by Joseph Pimentel/AJPress
Manny Pacquiao is the best boxer in the world right now. Period.
If there were any doubts that he isn’t the pound-forpound best, according to Ring Magazine, just watch a replay of the David Diaz match on HBO this Thursday and Saturday night.
Pacquiao drilled and destroyed Diaz with determined will. He showed excellent hand speed and power from both hands.
It was like a cat playing with a ball of yarn. He pounced on him. He jabbed Diaz left and right. And at the night after nine merciless rounds, Pacquiao unraveled Diaz to a piece of string lying on the floor.
“I gave him an A+ for his performance,” said Trainer Freddie Roach. “I’ve never given anybody that kind of grade ever in my life.”
That’s saying a lot since Roach has trained the likes of former champions Mike Tyson, Michael Moore, James Toney and Johnny Tapia.
However, the most impressive part of Pacquiao’s performance was not his annihilating win over Diaz but what he did afterwards that will speak volumes.
It happened only for a second.
After Pacquiao finally put the striking left blow that dropped Diaz to the canvas. And after referee Vic Drakulich immediately signaled off the fight, Pacquiao tried to help his fallen comrade off the ground.
As a beaten and bruised Diaz lay on the canvas with his arms raised as if he was on his own deathbed, Pacquiao bent down with both arms and tried to help the 32-year-old up.
Pacquiao didn’t thump his chest immediately, climb the corner ropes and celebrate his win or was carried off with arms triumphant
That would wait.
Rather he made the classiest gesture – one of goodwill and good sportsmanship.
“My first concern was for Diaz,” said Pacquiao. “I was praying he was all right.”
I stood in my seat along the media row confounded. It’s the type of gesture that doesn’t hit you right away until you think about it.
In an age of showmanship and “I’m better than you” or “show me the money” attitude especially in sports, Pacquiao defied logic when he tried to help up Diaz. When he actually cared more about his opponent than his own triumphant win.

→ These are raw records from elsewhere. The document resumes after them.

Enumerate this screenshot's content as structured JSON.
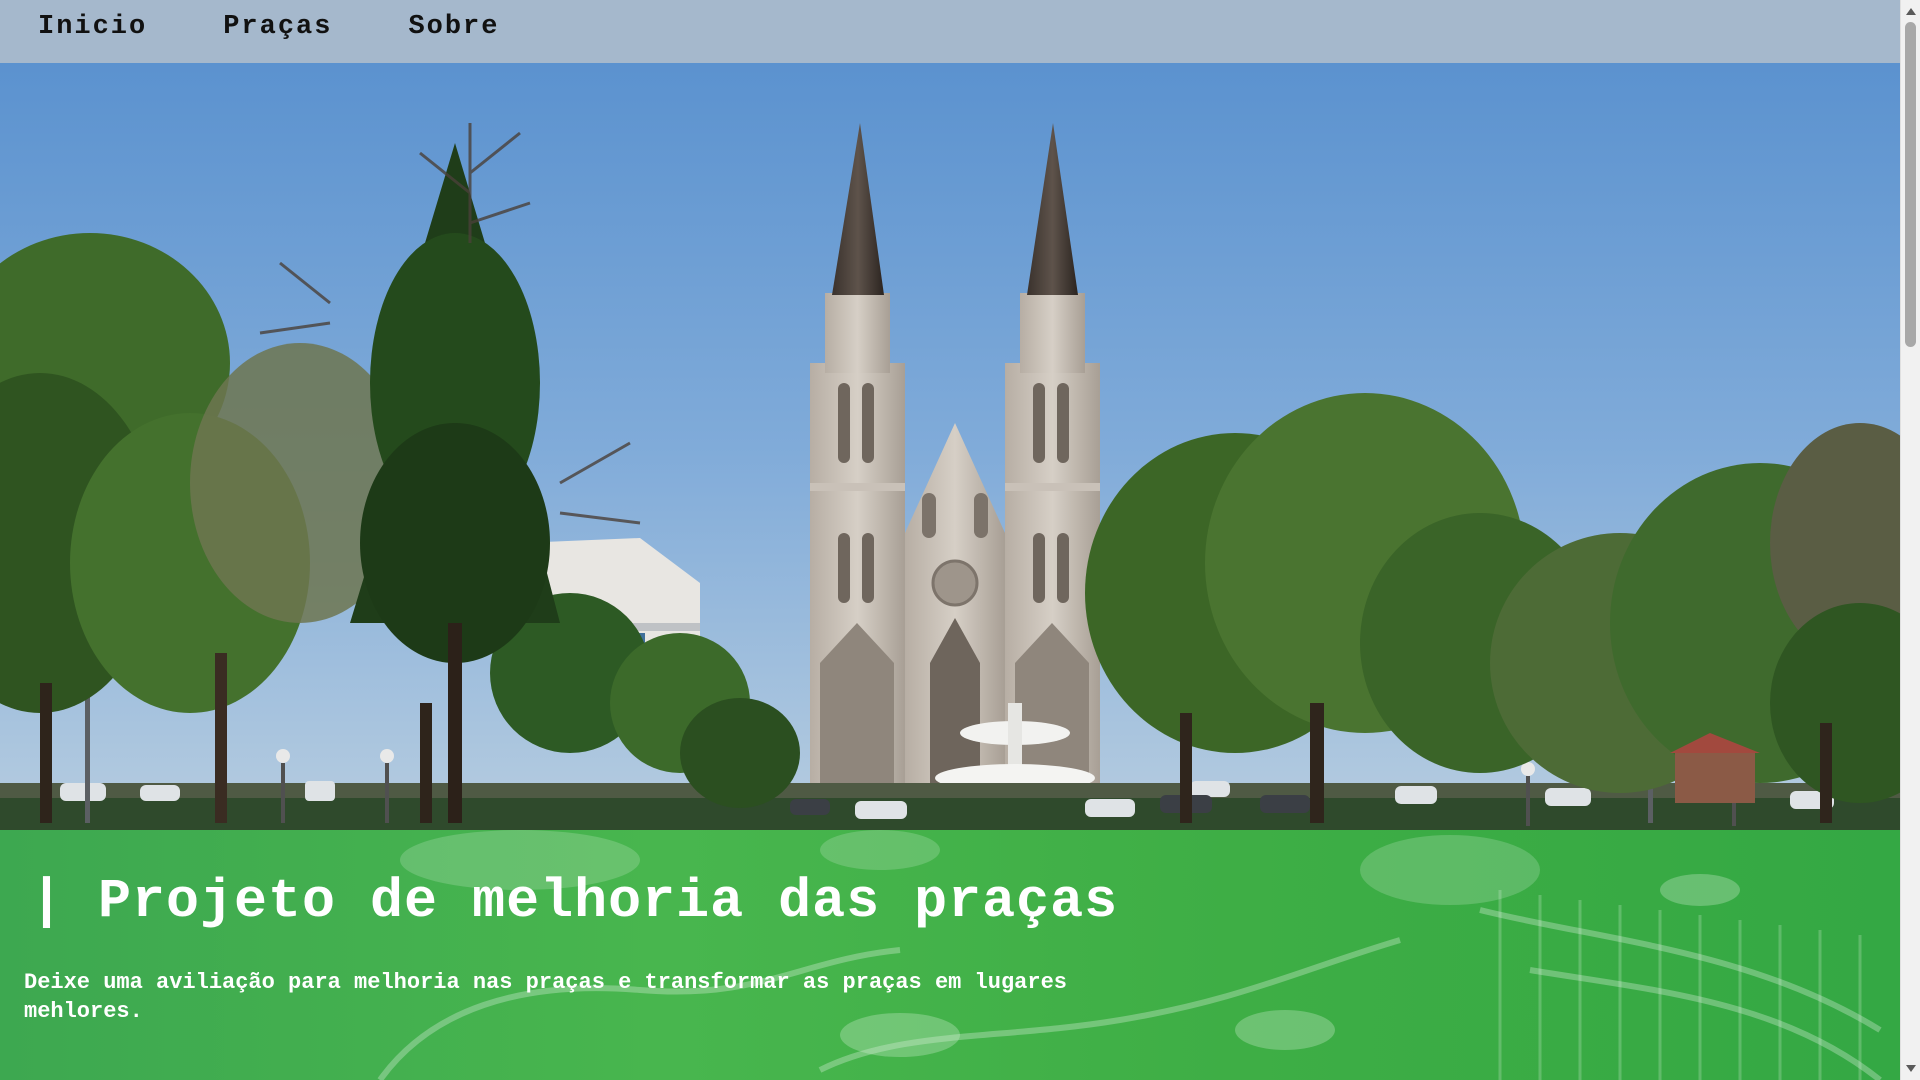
{
  "nav": {
    "items": [
      {
        "label": "Inicio"
      },
      {
        "label": "Praças"
      },
      {
        "label": "Sobre"
      }
    ]
  },
  "banner": {
    "title": "| Projeto de melhoria das praças",
    "description": "Deixe uma aviliação para melhoria nas praças e transformar as praças em lugares mehlores."
  },
  "colors": {
    "nav_bg": "#a5b8cc",
    "banner_green": "#3fae47",
    "text_white": "#ffffff"
  },
  "scrollbar": {
    "position_fraction": 0.0
  }
}
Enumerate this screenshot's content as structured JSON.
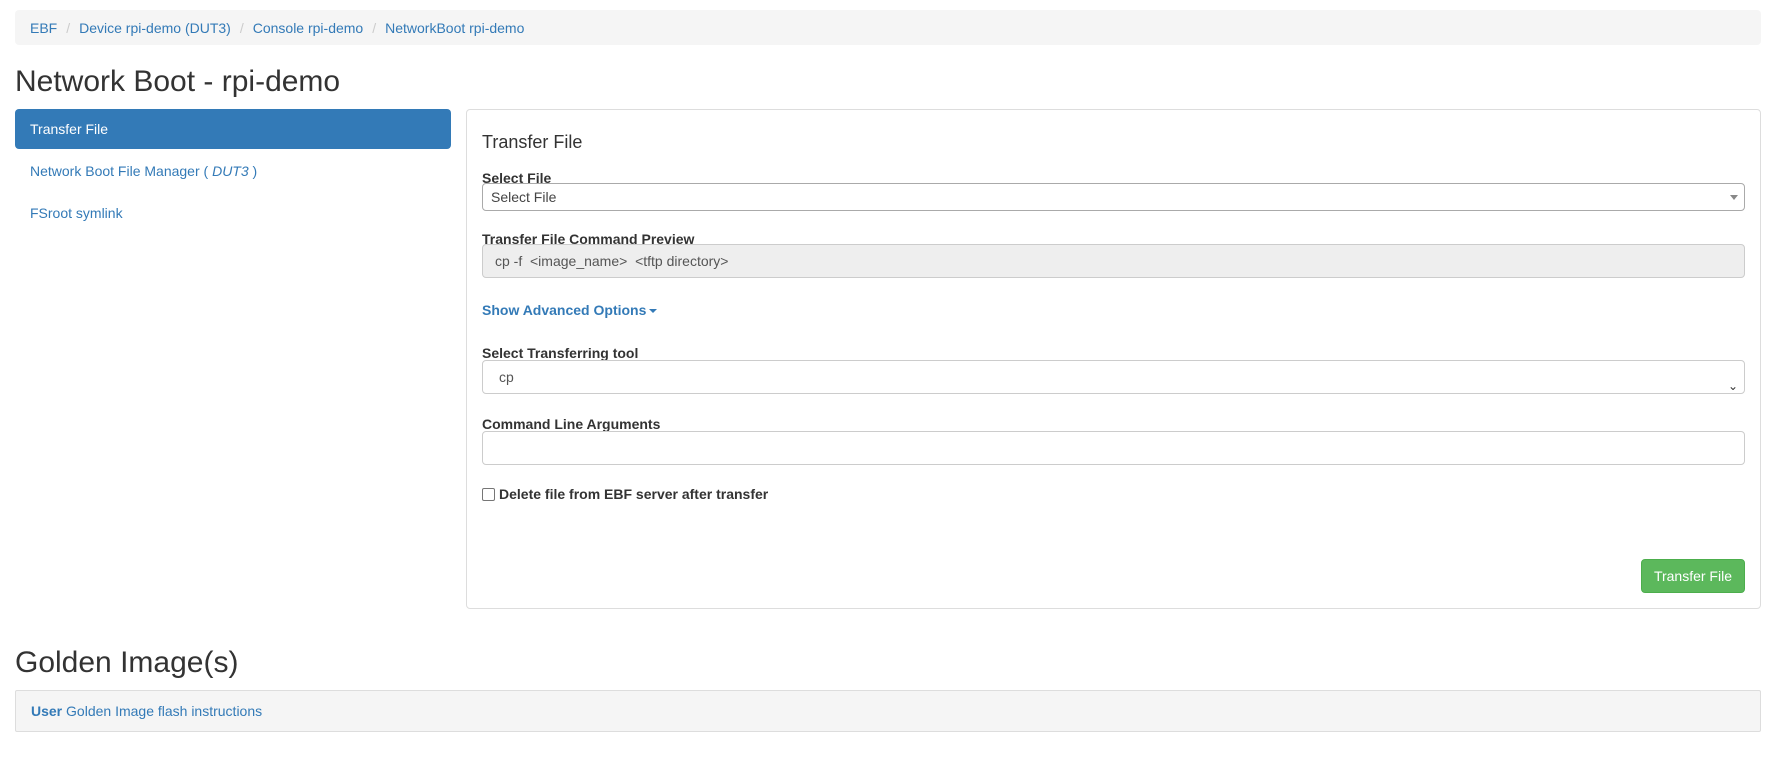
{
  "breadcrumb": {
    "items": [
      "EBF",
      "Device rpi-demo (DUT3)",
      "Console rpi-demo",
      "NetworkBoot rpi-demo"
    ],
    "separator": "/"
  },
  "page": {
    "title": "Network Boot - rpi-demo"
  },
  "sidebar": {
    "items": [
      {
        "label": "Transfer File",
        "active": true
      },
      {
        "label_prefix": "Network Boot File Manager ( ",
        "label_italic": "DUT3",
        "label_suffix": " )"
      },
      {
        "label": "FSroot symlink"
      }
    ]
  },
  "panel": {
    "title": "Transfer File",
    "select_file": {
      "label": "Select File",
      "value": "Select File"
    },
    "preview": {
      "label": "Transfer File Command Preview",
      "value": "cp -f  <image_name>  <tftp directory>"
    },
    "advanced_link": "Show Advanced Options",
    "tool": {
      "label": "Select Transferring tool",
      "value": "cp"
    },
    "args": {
      "label": "Command Line Arguments",
      "value": ""
    },
    "delete_checkbox": {
      "label": "Delete file from EBF server after transfer",
      "checked": false
    },
    "submit_label": "Transfer File"
  },
  "golden": {
    "title": "Golden Image(s)",
    "link_bold": "User",
    "link_text": " Golden Image flash instructions"
  },
  "colors": {
    "primary": "#337ab7",
    "success": "#5cb85c",
    "breadcrumb_bg": "#f5f5f5"
  }
}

It was genuine a gesture. One that I hope will reverberate in the community.
For the past several years, Filipinos have looked up to Pacquiao.
Their way of life has revolved around his boxing matches. Crime doesn’t occur during Pacquiao fights.
They shadow boxed in front of the TV when he fought.
When he won, the Filipino people won. When he lost, they’d feel the pain.
There’s a saying that real winners are those who know how to persevere and behave with dignity whether they win or lose.
The small gesture showed Pacquiao’s complete respect towards Diaz.
It was a heroic move. It was an act of class. It was an act of being a Good Samaritan. It was an act of good sportsmanship.